Reproduce each line of the listing exactly.

-- EXTRACTED DATA follows --

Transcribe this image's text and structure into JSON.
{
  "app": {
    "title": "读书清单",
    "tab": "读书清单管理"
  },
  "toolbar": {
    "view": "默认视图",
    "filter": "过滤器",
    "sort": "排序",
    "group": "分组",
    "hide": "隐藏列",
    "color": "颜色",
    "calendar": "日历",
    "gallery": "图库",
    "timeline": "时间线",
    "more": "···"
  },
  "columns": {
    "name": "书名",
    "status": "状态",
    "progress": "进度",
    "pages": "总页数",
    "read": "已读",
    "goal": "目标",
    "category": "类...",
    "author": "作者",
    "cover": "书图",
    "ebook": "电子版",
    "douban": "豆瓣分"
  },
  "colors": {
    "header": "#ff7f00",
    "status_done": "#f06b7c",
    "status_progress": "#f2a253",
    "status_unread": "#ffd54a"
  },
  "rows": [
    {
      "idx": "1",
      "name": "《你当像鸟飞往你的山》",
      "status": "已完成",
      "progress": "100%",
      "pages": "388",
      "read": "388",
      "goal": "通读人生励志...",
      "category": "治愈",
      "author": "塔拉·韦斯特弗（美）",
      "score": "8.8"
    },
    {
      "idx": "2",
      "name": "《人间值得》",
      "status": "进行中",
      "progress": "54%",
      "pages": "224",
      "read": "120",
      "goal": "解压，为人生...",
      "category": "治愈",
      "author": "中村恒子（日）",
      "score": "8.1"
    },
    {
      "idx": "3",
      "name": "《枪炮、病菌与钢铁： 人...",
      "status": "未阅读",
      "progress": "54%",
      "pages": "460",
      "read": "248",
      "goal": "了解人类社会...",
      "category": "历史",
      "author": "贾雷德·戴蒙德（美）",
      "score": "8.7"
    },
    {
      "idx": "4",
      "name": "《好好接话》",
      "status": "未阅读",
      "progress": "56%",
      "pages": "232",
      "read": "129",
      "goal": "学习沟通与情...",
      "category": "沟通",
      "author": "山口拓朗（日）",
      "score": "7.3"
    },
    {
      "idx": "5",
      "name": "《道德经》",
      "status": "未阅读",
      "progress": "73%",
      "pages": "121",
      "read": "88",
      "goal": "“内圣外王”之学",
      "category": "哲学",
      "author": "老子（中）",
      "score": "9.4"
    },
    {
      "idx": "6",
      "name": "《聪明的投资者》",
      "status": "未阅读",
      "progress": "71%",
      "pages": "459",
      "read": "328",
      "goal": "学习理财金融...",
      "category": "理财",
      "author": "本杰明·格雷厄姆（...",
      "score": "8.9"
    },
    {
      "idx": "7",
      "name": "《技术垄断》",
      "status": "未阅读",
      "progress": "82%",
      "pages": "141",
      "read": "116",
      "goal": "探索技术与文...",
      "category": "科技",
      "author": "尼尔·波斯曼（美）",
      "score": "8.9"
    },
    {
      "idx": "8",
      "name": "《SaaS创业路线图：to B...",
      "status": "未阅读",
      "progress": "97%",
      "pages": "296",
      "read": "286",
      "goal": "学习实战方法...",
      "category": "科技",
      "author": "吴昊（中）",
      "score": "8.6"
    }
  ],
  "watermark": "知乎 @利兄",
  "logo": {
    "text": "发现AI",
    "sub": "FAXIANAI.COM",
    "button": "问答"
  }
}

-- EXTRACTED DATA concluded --

## RESULT:
Transcribe this image's text and structure into JSON.
{
  "app": {
    "title": "读书清单",
    "tab": "读书清单管理"
  },
  "toolbar": {
    "view": "默认视图",
    "filter": "过滤器",
    "sort": "排序",
    "group": "分组",
    "hide": "隐藏列",
    "color": "颜色",
    "calendar": "日历",
    "gallery": "图库",
    "timeline": "时间线",
    "more": "···"
  },
  "columns": {
    "name": "书名",
    "status": "状态",
    "progress": "进度",
    "pages": "总页数",
    "read": "已读",
    "goal": "目标",
    "category": "类...",
    "author": "作者",
    "cover": "书图",
    "ebook": "电子版",
    "douban": "豆瓣分"
  },
  "colors": {
    "header": "#ff7f00",
    "status_done": "#f06b7c",
    "status_progress": "#f2a253",
    "status_unread": "#ffd54a"
  },
  "rows": [
    {
      "idx": "1",
      "name": "《你当像鸟飞往你的山》",
      "status": "已完成",
      "progress": "100%",
      "pages": "388",
      "read": "388",
      "goal": "通读人生励志...",
      "category": "治愈",
      "author": "塔拉·韦斯特弗（美）",
      "score": "8.8"
    },
    {
      "idx": "2",
      "name": "《人间值得》",
      "status": "进行中",
      "progress": "54%",
      "pages": "224",
      "read": "120",
      "goal": "解压，为人生...",
      "category": "治愈",
      "author": "中村恒子（日）",
      "score": "8.1"
    },
    {
      "idx": "3",
      "name": "《枪炮、病菌与钢铁： 人...",
      "status": "未阅读",
      "progress": "54%",
      "pages": "460",
      "read": "248",
      "goal": "了解人类社会...",
      "category": "历史",
      "author": "贾雷德·戴蒙德（美）",
      "score": "8.7"
    },
    {
      "idx": "4",
      "name": "《好好接话》",
      "status": "未阅读",
      "progress": "56%",
      "pages": "232",
      "read": "129",
      "goal": "学习沟通与情...",
      "category": "沟通",
      "author": "山口拓朗（日）",
      "score": "7.3"
    },
    {
      "idx": "5",
      "name": "《道德经》",
      "status": "未阅读",
      "progress": "73%",
      "pages": "121",
      "read": "88",
      "goal": "“内圣外王”之学",
      "category": "哲学",
      "author": "老子（中）",
      "score": "9.4"
    },
    {
      "idx": "6",
      "name": "《聪明的投资者》",
      "status": "未阅读",
      "progress": "71%",
      "pages": "459",
      "read": "328",
      "goal": "学习理财金融...",
      "category": "理财",
      "author": "本杰明·格雷厄姆（...",
      "score": "8.9"
    },
    {
      "idx": "7",
      "name": "《技术垄断》",
      "status": "未阅读",
      "progress": "82%",
      "pages": "141",
      "read": "116",
      "goal": "探索技术与文...",
      "category": "科技",
      "author": "尼尔·波斯曼（美）",
      "score": "8.9"
    },
    {
      "idx": "8",
      "name": "《SaaS创业路线图：to B...",
      "status": "未阅读",
      "progress": "97%",
      "pages": "296",
      "read": "286",
      "goal": "学习实战方法...",
      "category": "科技",
      "author": "吴昊（中）",
      "score": "8.6"
    }
  ],
  "watermark": "知乎 @利兄",
  "logo": {
    "text": "发现AI",
    "sub": "FAXIANAI.COM",
    "button": "问答"
  }
}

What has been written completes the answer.